Some clarity on Blurred Lines

We're late to weigh into the Blurred Lines controversy because our conclusions seemed obvious. The dispute started with a campaign launched by a concerned Whitehorse woman who wants CKRW to stop playing a song she finds offensive.

We’re late to weigh into the Blurred Lines controversy because our conclusions seemed obvious. The dispute started with a campaign launched by a concerned Whitehorse woman who wants CKRW to stop playing a song she finds offensive. Such is her right, and it’s hard to see why some residents think that the sort of clothes she wears has any bearing on the merits of her arguments.

The radio station, meanwhile, is well within its rights to reject her plea. CKRW’s producers have obviously concluded that many of its listeners prefer to hear the song. If you disagree with them, turn the dial.

Yet there remains the small matter of what the song is about. Seeing as a considerable number of people – including representatives of the territory’s women’s groups – seem to be labouring under the delusion that Blurred Lines is a song that condones or encourages rape, we feel compelled to note that this view is not actually supported by the song’s lyrics.

Critics have described the song as “rapey” because of singer Robin Thicke’s repetition of the phrase, “I know you want it” – a line that rapists have been known to utter. But, as Slate’s Jennifer Lai has best explained, that’s certainly not what the song is about.

“Someone who says ‘I know you want it’ is probably overly cocky and presumptuous as hell by assuming you/she wants ‘it,’” she writes, “but nothing about ‘I know you want it’ is saying ‘I know you want it, and I’m going to force you to have it’ or ‘I had sex with you and you didn’t consent, but I know you wanted it.’ Yes, ‘I know you want it’ could be said by a rapist – but so could ‘Do you want to go to a movie tonight?’

“If you want more proof that the repetitive ‘I know you want it’ chorus isn’t creepy, let’s do a closer reading of the other lyrics. The end of the chorus goes: ‘The way you grab me/ must wanna get nasty/ go ahead, get at me.’ The last part, ‘go ahead, get at me’ very clearly kills any ‘rapey’ vibe. In fact, he’s putting the ball in her court by telling her to make the move and not the other way around.”

So what do the song’s blurred lines refer to? Lai offers several suggestions, but concludes it’s probably about “getting mixed signals from a lady who you think might be interested in doing the deed – then letting her know exactly where you stand so she can make the next move – if she wants.”

Blurred Lines is no ode to feminism, make no mistake. The singer’s overture “just let me liberate you” is bound to raise the response from some women that they’ll liberate themselves, thanks much. And its explicit descriptions of rough sex will probably shock or upset some listeners – provided they’re able to actually comprehend the dirtiest bits, as they’re spoken at high speed. But this is all unexceptional by the standards of much of today’s popular music – especially hip-hop and R&B, the genres to which the song belongs.

Some critics insist that even if the song is not about rape, it’s still dangerous, in that rapists could hear the lyrics and assume it validates their twisted world views. But imagine if we took this reasoning seriously.

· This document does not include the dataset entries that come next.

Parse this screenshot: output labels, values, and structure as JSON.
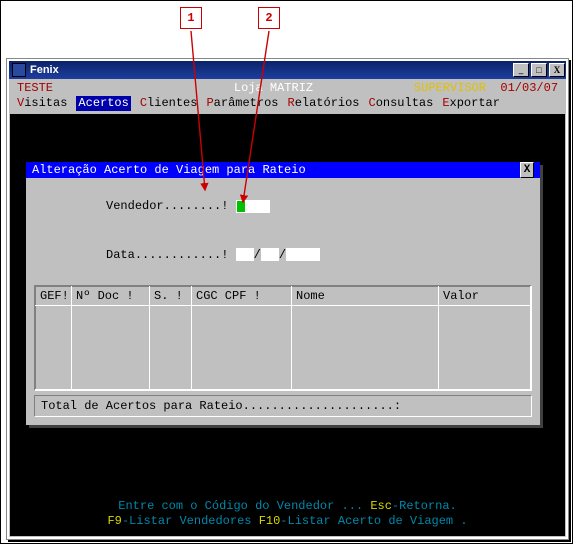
{
  "callouts": {
    "c1": "1",
    "c2": "2"
  },
  "window": {
    "title": "Fenix",
    "icon_label": "FENIX"
  },
  "header": {
    "env": "TESTE",
    "loja": "Loja MATRIZ",
    "role": "SUPERVISOR",
    "date": "01/03/07",
    "menu": [
      {
        "hot": "V",
        "rest": "isitas"
      },
      {
        "hot": "A",
        "rest": "certos"
      },
      {
        "hot": "C",
        "rest": "lientes"
      },
      {
        "hot": "P",
        "rest": "arâmetros"
      },
      {
        "hot": "R",
        "rest": "elatórios"
      },
      {
        "hot": "C",
        "rest": "onsultas"
      },
      {
        "hot": "E",
        "rest": "xportar"
      }
    ],
    "active_index": 1
  },
  "panel": {
    "title": "Alteração Acerto de Viagem para Rateio",
    "field_vend_label": "Vendedor........!",
    "field_data_label": "Data............!",
    "date_value": {
      "d": "",
      "m": "",
      "y": ""
    },
    "slash": "/",
    "columns": [
      "GEF!",
      "Nº Doc !",
      "S. !",
      "CGC CPF !",
      "Nome",
      "Valor"
    ],
    "total_label": "Total de Acertos para Rateio.....................:"
  },
  "help": {
    "line1_pre": "Entre com o Código do Vendedor ...  ",
    "line1_esc_hot": "Esc",
    "line1_esc_rest": "-Retorna.",
    "line2_f9_hot": "F9",
    "line2_f9_rest": "-Listar Vendedores  ",
    "line2_f10_hot": "F10",
    "line2_f10_rest": "-Listar  Acerto de Viagem ."
  }
}
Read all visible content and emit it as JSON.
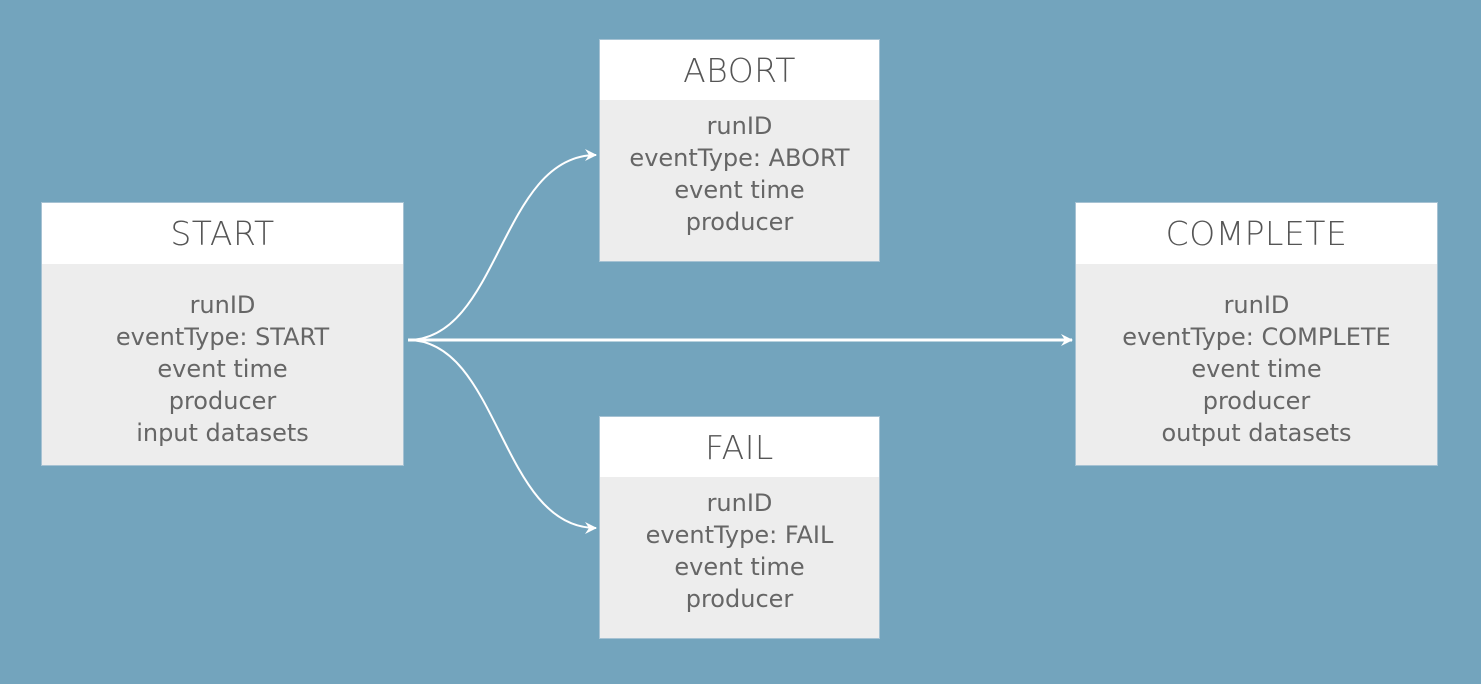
{
  "colors": {
    "background": "#73a4bd",
    "header": "#ffffff",
    "body": "#ededed",
    "edge": "#ffffff",
    "text": "#555555"
  },
  "nodes": {
    "start": {
      "title": "START",
      "fields": [
        "runID",
        "eventType: START",
        "event time",
        "producer",
        "input datasets"
      ]
    },
    "abort": {
      "title": "ABORT",
      "fields": [
        "runID",
        "eventType: ABORT",
        "event time",
        "producer"
      ]
    },
    "fail": {
      "title": "FAIL",
      "fields": [
        "runID",
        "eventType: FAIL",
        "event time",
        "producer"
      ]
    },
    "complete": {
      "title": "COMPLETE",
      "fields": [
        "runID",
        "eventType: COMPLETE",
        "event time",
        "producer",
        "output datasets"
      ]
    }
  },
  "edges": [
    {
      "from": "START",
      "to": "ABORT"
    },
    {
      "from": "START",
      "to": "COMPLETE"
    },
    {
      "from": "START",
      "to": "FAIL"
    }
  ]
}
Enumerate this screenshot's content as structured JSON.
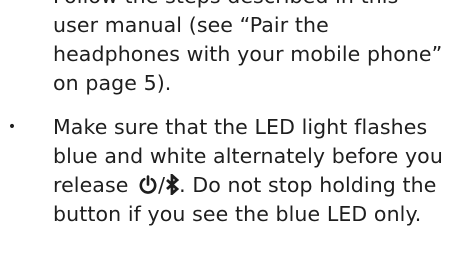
{
  "bullet_symbol": "•",
  "items": [
    {
      "text": "Follow the steps described in this user manual (see “Pair the headphones with your mobile phone” on page 5)."
    },
    {
      "text_before": "Make sure that the LED light flashes blue and white alternately before you release ",
      "icon_power": "power-icon",
      "separator": "/",
      "icon_bluetooth": "bluetooth-icon",
      "text_after": ". Do not stop holding the button if you see the blue LED only."
    }
  ]
}
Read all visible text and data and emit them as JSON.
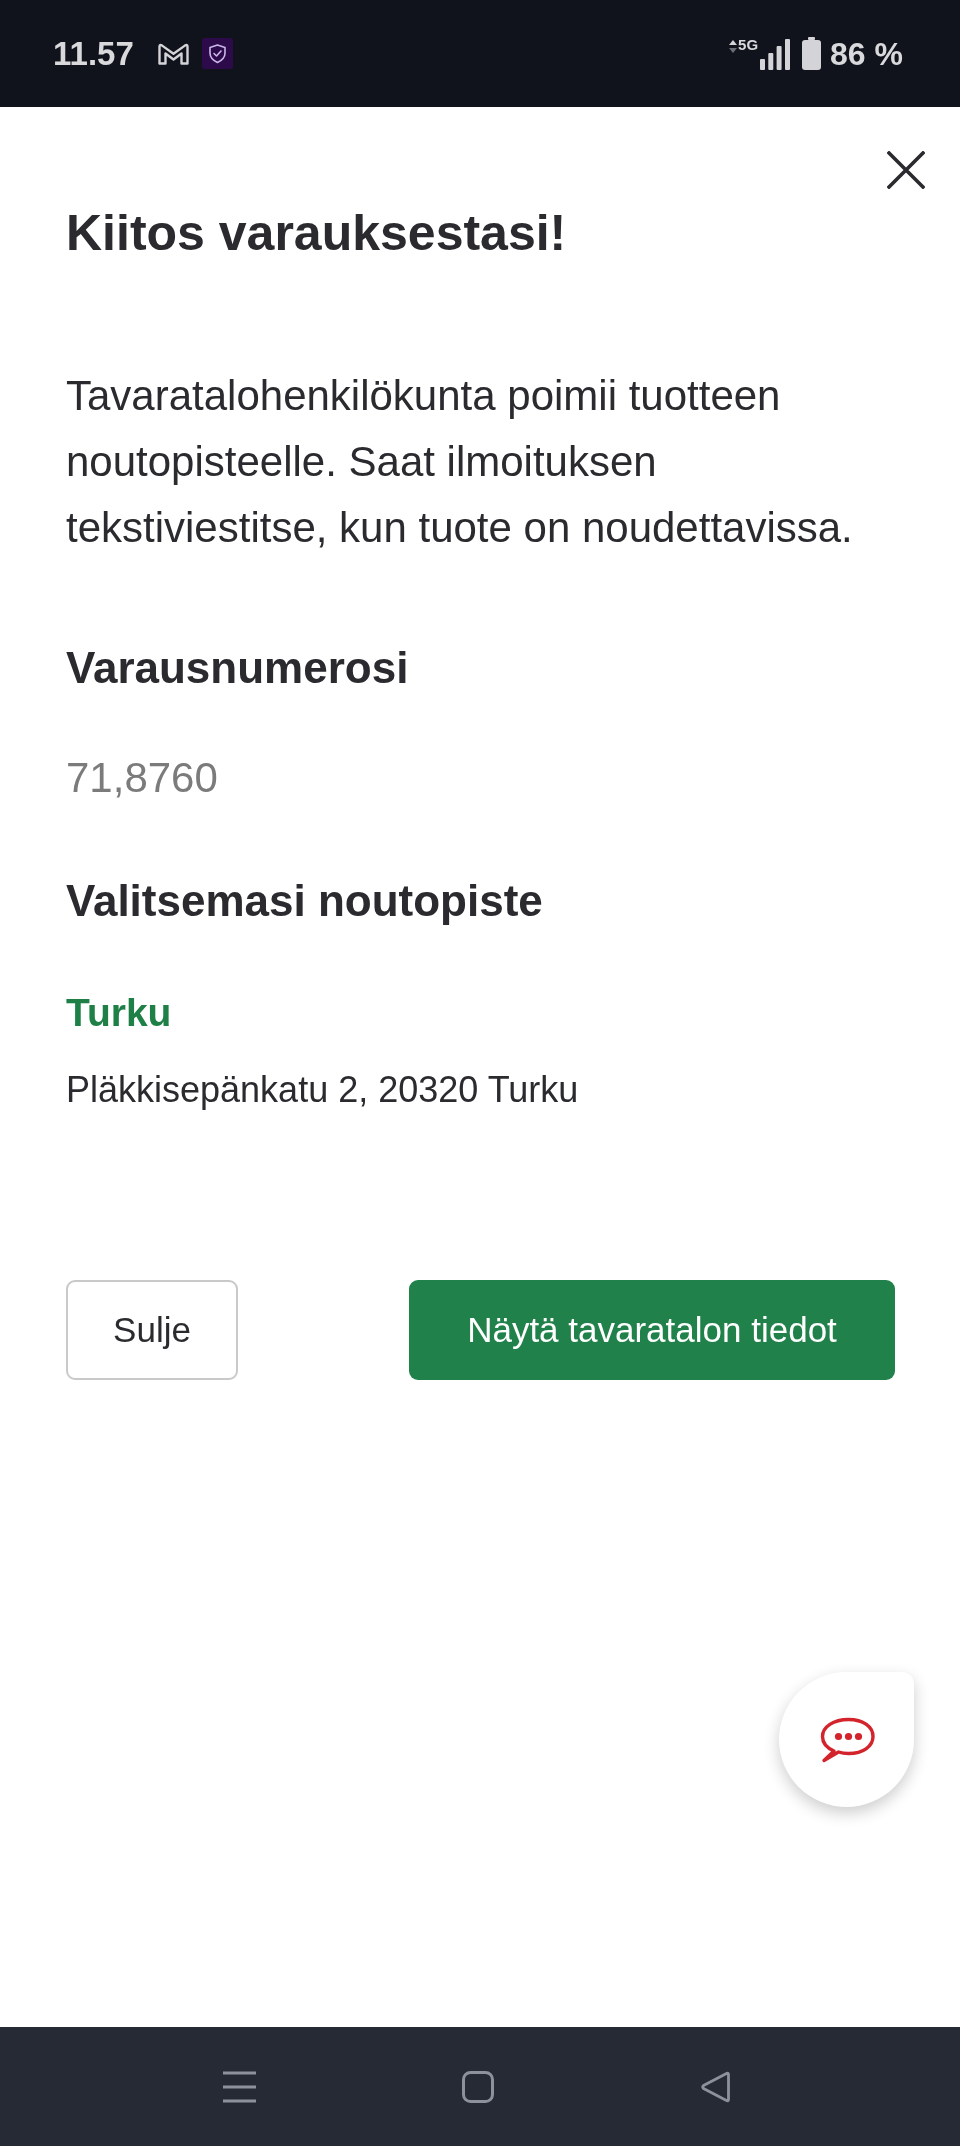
{
  "status_bar": {
    "time": "11.57",
    "network": "5G",
    "battery": "86 %"
  },
  "dialog": {
    "title": "Kiitos varauksestasi!",
    "message": "Tavaratalohenkilökunta poimii tuotteen noutopisteelle. Saat ilmoituksen tekstiviestitse, kun tuote on noudettavissa.",
    "reservation": {
      "heading": "Varausnumerosi",
      "number": "71,8760"
    },
    "pickup": {
      "heading": "Valitsemasi noutopiste",
      "store": "Turku",
      "address": "Pläkkisepänkatu 2, 20320 Turku"
    },
    "buttons": [
      {
        "label": "Sulje",
        "kind": "secondary"
      },
      {
        "label": "Näytä tavaratalon tiedot",
        "kind": "primary"
      }
    ]
  }
}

Another of today’s hit songs describes a high school student going on a school shooting spree. We can also agree such mass shootings are horrific – so we suppose that means CKRW had better drop Pumped Up Kicks by Foster the People from its playlist to start.

And consider older hits. Sting, you may recall, sang a famous number from the point of view of a stalker. We can all agree we don’t want to encourage stalkers, so the station had better drop Every Breath You Take from its list, too.

We could go on, but you get the idea. Artists often sing about the world in cryptic, indirect ways, and adopt personas that do not necessarily reflect their actual views. Artists are also sometimes simply crass. If we successfully boycotted every song open to misinterpretation, there would likely be a lot of dead air on the dial.

None of this is meant to explain away the alarming number of sexual assault that the territory sees, which is treble the national average. The territory’s women’s groups have good reason to continue to stress the importance of being clear about sexual consent – clearly, it’s an issue.

But it seems silly to go bonkers over the decision of CKRW to air a song when its lyrics are plainly being misinterpreted. Exaggerated claims only erode one’s credibility – why not save the outrage for something more worthwhile?